─── Input data ───
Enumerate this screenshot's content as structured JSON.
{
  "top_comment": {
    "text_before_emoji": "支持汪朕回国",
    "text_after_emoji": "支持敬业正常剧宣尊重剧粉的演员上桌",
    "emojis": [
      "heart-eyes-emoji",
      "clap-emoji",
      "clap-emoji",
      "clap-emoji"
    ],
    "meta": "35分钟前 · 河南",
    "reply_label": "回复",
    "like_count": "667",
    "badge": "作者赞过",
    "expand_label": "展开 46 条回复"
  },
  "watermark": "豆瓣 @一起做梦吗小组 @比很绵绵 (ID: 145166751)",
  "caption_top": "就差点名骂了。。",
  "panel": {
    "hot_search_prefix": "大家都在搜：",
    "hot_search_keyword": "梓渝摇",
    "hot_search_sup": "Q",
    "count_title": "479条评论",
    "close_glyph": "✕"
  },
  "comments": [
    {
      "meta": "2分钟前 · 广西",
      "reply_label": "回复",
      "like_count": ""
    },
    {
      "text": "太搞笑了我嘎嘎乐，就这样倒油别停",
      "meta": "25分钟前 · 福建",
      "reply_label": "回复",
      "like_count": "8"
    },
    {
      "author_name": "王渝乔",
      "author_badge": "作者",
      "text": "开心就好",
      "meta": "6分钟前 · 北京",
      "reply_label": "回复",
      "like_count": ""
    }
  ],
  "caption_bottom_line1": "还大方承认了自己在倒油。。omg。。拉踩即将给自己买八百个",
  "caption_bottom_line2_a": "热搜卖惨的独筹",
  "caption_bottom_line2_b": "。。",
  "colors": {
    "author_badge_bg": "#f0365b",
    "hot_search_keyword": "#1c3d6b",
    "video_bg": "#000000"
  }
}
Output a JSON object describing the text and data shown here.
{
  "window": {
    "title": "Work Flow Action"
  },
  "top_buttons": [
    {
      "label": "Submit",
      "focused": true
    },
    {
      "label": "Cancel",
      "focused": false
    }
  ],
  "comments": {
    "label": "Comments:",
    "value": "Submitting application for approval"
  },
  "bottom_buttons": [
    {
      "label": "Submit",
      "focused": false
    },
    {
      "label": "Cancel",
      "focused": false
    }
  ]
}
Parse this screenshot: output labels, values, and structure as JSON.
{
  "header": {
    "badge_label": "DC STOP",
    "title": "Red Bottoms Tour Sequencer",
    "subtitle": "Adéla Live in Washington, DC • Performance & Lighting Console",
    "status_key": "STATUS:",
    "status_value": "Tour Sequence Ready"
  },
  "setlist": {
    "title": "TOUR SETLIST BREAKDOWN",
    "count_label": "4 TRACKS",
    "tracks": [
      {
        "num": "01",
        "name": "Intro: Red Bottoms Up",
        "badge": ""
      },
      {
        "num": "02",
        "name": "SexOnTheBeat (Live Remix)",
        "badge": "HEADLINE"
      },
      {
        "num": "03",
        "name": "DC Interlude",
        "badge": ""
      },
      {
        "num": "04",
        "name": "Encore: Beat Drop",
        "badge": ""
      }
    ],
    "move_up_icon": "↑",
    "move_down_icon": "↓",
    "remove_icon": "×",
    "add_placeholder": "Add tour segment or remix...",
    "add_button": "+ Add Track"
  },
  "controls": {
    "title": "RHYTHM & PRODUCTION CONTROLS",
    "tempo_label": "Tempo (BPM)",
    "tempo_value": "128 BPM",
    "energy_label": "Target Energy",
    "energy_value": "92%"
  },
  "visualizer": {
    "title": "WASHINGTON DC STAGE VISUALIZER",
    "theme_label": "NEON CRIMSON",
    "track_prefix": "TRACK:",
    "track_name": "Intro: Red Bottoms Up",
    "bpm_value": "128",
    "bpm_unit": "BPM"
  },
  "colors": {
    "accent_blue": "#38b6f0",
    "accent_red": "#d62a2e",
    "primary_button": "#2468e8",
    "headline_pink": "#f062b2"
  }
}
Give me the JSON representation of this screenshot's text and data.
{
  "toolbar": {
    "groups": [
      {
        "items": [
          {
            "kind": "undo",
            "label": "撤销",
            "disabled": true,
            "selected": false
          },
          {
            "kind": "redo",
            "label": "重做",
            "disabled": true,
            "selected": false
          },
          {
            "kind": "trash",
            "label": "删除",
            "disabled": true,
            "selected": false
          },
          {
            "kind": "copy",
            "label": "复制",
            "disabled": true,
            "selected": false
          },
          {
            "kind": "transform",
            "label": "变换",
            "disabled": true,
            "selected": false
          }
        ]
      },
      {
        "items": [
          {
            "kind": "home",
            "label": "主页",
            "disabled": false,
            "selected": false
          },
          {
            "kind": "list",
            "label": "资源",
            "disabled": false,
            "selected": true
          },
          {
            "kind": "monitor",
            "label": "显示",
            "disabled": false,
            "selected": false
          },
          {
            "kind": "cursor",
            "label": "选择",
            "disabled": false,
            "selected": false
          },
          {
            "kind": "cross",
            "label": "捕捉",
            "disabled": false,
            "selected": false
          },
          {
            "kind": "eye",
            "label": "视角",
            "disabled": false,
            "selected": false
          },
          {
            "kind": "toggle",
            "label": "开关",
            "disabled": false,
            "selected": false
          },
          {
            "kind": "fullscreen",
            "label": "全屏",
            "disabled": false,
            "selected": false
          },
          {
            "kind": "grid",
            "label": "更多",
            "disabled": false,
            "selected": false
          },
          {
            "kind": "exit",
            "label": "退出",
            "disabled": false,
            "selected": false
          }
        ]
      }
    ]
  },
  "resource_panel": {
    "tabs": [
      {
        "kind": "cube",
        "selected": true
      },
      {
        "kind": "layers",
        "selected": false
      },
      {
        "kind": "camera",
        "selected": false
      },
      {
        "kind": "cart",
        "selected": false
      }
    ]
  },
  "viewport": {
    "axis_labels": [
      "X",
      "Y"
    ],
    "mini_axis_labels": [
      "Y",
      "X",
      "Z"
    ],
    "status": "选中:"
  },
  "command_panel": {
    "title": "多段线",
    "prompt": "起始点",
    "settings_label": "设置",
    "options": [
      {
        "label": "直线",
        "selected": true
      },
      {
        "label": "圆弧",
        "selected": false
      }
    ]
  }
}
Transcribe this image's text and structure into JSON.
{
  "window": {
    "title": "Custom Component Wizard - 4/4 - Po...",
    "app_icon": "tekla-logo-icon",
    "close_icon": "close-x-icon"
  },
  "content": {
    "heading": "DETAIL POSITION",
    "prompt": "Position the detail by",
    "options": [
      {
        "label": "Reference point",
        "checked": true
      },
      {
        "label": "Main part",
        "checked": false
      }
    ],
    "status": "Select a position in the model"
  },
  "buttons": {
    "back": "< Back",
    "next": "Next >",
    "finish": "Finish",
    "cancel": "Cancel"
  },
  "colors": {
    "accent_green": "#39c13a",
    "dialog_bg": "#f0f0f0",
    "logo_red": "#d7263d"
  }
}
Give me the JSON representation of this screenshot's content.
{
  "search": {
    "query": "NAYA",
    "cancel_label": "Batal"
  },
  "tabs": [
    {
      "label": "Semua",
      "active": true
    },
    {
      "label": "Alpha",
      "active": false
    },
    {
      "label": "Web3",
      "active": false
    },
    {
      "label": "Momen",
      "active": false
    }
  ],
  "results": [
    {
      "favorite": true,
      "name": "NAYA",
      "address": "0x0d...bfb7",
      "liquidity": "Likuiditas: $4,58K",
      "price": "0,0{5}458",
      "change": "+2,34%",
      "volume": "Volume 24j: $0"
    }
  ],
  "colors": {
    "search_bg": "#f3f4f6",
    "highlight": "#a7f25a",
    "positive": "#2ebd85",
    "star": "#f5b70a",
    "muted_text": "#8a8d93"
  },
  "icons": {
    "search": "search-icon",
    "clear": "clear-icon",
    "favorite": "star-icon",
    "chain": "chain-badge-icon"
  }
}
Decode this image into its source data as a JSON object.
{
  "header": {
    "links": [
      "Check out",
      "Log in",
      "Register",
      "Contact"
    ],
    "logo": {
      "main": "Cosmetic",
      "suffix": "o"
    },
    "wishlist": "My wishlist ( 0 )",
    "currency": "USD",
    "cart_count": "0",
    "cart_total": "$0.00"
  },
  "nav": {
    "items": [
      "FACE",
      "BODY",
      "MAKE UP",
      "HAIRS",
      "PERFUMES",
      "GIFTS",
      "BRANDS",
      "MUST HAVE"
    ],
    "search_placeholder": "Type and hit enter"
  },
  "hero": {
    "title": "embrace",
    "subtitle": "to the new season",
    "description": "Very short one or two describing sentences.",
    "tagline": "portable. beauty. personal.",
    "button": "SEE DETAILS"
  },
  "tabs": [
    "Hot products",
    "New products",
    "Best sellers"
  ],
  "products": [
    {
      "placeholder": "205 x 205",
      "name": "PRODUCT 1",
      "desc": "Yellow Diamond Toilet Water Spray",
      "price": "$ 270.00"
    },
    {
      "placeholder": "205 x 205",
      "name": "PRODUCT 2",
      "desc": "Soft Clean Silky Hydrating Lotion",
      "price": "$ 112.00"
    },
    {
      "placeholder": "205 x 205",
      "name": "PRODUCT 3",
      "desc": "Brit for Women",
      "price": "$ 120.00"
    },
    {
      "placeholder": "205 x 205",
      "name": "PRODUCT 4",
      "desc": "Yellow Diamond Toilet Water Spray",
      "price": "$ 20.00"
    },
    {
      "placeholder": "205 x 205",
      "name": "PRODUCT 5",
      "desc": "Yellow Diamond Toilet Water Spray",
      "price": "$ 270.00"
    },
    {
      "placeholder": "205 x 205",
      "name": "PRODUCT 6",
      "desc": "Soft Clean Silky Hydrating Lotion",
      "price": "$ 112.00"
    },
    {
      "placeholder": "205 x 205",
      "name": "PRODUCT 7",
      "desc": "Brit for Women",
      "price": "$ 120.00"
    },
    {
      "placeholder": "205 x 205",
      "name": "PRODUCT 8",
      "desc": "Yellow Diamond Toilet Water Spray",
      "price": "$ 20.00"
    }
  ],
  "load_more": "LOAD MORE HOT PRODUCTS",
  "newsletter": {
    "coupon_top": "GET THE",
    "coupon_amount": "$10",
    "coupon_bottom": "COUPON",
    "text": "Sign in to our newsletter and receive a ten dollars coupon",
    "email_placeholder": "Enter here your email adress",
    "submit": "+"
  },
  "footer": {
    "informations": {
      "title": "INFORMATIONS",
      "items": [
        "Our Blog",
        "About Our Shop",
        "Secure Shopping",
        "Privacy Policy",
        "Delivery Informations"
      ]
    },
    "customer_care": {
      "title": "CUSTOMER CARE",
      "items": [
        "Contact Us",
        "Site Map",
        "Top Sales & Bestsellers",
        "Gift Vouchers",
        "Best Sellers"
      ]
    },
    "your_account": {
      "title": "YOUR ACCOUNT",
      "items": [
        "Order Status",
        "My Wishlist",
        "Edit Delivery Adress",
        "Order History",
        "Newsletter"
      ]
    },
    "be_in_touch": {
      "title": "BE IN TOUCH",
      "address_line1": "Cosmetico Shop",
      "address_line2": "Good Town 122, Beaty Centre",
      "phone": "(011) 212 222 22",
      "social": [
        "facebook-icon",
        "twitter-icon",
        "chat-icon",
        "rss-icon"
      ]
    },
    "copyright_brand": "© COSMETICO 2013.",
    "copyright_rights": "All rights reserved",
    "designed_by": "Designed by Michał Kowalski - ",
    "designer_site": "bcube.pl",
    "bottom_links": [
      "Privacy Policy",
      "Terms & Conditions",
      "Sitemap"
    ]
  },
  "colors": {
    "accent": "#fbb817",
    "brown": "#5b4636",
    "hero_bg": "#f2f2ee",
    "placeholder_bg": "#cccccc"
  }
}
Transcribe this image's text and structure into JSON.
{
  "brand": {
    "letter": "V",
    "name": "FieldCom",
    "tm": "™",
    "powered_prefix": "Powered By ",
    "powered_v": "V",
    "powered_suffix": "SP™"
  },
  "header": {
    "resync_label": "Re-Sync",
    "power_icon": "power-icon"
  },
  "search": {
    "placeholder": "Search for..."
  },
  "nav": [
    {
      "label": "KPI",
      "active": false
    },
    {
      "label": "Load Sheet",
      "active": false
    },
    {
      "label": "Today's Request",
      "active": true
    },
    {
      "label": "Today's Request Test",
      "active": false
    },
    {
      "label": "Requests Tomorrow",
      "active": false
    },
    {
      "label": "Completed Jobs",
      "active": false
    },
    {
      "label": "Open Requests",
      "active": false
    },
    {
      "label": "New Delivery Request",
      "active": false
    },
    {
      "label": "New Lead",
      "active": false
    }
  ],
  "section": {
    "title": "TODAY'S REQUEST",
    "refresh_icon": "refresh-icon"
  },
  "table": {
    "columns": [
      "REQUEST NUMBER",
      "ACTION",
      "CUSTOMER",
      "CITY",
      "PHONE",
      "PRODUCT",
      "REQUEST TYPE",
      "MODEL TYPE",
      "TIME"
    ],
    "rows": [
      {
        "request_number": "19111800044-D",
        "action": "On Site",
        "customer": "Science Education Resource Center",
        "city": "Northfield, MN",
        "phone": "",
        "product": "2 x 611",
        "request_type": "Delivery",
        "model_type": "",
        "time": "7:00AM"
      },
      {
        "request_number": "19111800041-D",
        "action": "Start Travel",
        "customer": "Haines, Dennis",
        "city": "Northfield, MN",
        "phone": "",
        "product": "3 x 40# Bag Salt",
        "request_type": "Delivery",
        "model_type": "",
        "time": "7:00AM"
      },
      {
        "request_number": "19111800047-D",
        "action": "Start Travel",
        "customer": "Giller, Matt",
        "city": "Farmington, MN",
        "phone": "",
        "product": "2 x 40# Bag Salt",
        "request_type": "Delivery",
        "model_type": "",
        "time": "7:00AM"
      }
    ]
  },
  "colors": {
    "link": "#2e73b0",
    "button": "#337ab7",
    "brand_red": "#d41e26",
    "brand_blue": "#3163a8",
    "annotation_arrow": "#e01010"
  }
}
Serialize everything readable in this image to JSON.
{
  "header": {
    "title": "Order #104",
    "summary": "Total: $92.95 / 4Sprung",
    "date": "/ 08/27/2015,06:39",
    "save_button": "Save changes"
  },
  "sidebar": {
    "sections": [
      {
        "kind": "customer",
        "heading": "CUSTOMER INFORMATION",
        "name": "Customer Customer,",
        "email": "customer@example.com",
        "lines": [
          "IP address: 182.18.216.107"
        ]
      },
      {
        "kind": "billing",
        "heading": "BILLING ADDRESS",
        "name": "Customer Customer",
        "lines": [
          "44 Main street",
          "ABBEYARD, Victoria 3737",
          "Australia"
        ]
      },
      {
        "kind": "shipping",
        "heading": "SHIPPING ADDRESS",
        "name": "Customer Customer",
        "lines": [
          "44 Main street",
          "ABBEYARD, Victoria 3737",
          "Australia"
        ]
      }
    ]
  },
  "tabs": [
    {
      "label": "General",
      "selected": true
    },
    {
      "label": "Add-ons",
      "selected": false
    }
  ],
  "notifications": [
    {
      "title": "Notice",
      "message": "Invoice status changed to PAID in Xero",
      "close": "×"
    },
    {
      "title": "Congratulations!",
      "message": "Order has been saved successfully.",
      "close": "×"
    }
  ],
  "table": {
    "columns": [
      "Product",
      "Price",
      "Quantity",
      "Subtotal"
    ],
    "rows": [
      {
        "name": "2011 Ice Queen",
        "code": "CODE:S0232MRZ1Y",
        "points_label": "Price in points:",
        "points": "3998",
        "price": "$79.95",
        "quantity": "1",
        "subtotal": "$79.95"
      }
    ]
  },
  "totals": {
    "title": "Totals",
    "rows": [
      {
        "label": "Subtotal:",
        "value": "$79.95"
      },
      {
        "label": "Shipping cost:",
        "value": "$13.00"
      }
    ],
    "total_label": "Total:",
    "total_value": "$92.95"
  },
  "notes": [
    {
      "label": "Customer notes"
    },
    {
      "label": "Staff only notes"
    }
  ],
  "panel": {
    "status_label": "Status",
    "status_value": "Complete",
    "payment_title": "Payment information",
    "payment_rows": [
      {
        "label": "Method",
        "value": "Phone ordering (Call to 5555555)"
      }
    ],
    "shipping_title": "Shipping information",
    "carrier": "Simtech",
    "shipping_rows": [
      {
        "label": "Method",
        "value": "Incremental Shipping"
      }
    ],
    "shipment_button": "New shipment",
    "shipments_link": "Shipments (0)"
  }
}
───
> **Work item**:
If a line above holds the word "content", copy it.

> **Completed exercise**:
Enumerate this screenshot's content as structured JSON.
  "content": {
Give me the JSON representation of this screenshot's content.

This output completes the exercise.